The final shot (excepting the Megan/Glen coda) is of Don, Megan, Roger, Sally, and Megan’s parents sitting at the ballroom table looking collectively miserable. It’s a nicely symbolic of how much of “At The Codfish Ball” played out and makes for a perfect capper to one of season five’s better episodes.
 In town to support Don, who’s getting an award for his anti-smoking letter from season four.
 More on that in the next bullet point.
 Old Don would have totally banged her by now.
 Something that’s strongly implied is seen as gauche.
 As an aside, has anyone really missed Betty this season? Anyone?
 Haha… puns.
 And John Slattery and Talia Balsam continue to have great chemistry, which isn’t particularly surprising seeing as they’re spouses in real life.
 But not Betty, because screw Betty.
*The other major character development in “At The Codfish Ball” that really didn’t fit into the motif of everyone at the ball having their happiness stripped away (but that also did technically fit with the unhappiness of life theme) was Peggy’s decision to move in with Abe. She displayed the proverbial rollercoaster of emotions after Abe excuses himself from a lunch with her and some of her SCDP colleagues, making it look at that point like he was on the verge of ending their relationship.
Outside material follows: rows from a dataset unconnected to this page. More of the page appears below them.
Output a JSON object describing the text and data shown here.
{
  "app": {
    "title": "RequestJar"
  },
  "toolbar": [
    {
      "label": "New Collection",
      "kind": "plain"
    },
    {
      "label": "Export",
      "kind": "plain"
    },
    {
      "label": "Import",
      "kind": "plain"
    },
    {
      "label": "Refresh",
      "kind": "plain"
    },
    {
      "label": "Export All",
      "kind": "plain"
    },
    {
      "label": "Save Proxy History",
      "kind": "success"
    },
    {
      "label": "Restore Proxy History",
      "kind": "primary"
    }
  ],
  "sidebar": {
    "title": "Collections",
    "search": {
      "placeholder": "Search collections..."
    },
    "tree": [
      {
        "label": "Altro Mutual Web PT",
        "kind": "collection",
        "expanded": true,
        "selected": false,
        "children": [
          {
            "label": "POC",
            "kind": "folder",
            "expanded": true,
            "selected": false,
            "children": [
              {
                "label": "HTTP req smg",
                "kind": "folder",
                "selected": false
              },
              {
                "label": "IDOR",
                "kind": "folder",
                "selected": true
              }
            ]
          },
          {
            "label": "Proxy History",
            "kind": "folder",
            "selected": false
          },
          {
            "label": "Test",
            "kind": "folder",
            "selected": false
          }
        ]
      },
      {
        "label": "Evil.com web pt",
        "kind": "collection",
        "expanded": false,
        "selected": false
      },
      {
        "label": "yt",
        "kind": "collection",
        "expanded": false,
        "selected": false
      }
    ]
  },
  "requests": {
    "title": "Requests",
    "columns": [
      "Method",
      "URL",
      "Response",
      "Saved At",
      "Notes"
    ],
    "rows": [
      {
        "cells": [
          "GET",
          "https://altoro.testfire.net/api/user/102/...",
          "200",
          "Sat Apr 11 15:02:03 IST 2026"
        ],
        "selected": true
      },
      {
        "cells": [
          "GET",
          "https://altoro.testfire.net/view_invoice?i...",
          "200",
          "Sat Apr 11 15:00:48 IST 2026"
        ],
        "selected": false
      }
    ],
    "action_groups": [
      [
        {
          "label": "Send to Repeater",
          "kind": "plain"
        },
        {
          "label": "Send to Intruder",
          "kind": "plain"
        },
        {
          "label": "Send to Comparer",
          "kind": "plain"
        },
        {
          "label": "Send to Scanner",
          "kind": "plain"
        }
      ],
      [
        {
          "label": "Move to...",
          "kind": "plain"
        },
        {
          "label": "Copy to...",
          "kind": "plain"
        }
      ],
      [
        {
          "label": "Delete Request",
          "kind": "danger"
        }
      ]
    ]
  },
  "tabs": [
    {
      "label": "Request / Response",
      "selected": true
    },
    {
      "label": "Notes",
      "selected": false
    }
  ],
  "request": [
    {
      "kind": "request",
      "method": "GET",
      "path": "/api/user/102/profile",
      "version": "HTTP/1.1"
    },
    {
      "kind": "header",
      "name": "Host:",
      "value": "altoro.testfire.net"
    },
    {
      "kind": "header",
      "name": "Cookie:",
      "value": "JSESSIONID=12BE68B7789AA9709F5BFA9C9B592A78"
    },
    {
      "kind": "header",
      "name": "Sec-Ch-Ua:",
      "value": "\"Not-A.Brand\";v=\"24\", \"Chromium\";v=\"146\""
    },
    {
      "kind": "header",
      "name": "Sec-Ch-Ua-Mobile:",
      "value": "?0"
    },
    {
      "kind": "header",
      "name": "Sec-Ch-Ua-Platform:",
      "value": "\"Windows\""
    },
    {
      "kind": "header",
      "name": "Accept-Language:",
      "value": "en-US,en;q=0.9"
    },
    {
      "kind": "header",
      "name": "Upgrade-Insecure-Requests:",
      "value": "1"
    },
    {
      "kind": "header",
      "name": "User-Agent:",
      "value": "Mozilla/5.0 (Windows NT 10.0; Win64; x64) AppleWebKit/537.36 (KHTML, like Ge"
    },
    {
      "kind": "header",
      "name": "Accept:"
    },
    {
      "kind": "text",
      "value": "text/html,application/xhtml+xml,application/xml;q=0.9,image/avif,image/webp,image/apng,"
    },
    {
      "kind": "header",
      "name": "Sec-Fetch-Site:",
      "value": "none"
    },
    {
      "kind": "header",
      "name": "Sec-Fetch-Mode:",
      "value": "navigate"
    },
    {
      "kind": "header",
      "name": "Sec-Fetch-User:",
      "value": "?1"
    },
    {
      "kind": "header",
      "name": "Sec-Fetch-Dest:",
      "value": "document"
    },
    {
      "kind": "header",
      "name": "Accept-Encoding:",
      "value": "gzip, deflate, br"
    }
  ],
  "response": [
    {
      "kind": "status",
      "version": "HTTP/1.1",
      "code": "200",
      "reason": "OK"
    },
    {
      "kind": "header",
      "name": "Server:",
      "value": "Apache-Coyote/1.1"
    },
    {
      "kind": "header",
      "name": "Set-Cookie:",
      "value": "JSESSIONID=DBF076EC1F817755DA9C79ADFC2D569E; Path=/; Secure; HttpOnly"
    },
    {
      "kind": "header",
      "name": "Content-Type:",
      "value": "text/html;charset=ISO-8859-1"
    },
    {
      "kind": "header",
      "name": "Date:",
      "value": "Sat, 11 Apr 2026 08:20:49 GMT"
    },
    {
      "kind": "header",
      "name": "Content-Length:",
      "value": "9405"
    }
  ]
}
However, her perceptions shift after he calls and asks her to meet him for dinner, telling her that he needs to speak with her about something important. I’m still thinking that he’s calling to end things, but after Peggy confers with Joan she becomes convinced that Abe’s about to pop the question and she warms to that possibility more than perhaps she’d thought she would. So, when Abe merely asks her to move in with him, she has to mask her (unexpected) disappointment, even as she’s agreeing to do it. That then leads way to a dinner with her mother, where she lets Peggy and Abe know in no uncertain terms how against their co-habitation she really is. “I’m gonna need my cake, because I’m not givin’ youse a cake to live in sin,” she tells them. Just as the attendees at the titular ball found that happiness is fleeting, so too does Peggy, in her own way.
*I was really surprised to see Julia Ormond as Megan’s mom. Make of that what you will.
*Don and Megan make quite the little ad-conning team, don’t they?
*Not for nothing, but that fish plate that was dropped in front of Sally at the gala was outright disgusting looking.
*Seriously though, Mad Men, MORE JOHN SLATTERY/KIERNAN SHIPKA SCENES.
*Roger Sterling Line Of The Week: “Oh… you two were actually working.”
*”Emile is confused. His eyes and his politics are in a fight.”
*”You make me so happy.” “Me too.” “You still want to eat?” “I do.”
*”But, by looking at your fingers, you might not be in the mood to celebrate.”
*”Greg has a piece of paper with the US Army that’s more important than the one he has with me.”
*”You weren’t even there.”
*”Every daughter should get to see her father as a success.”
*”Don, there is nothing you can do. One day your daughter will spread her legs and fly away.”
*”And that, Emile, is what I do every day.”
*”This boy… he will use you as practice until he decides to get married and have a family.”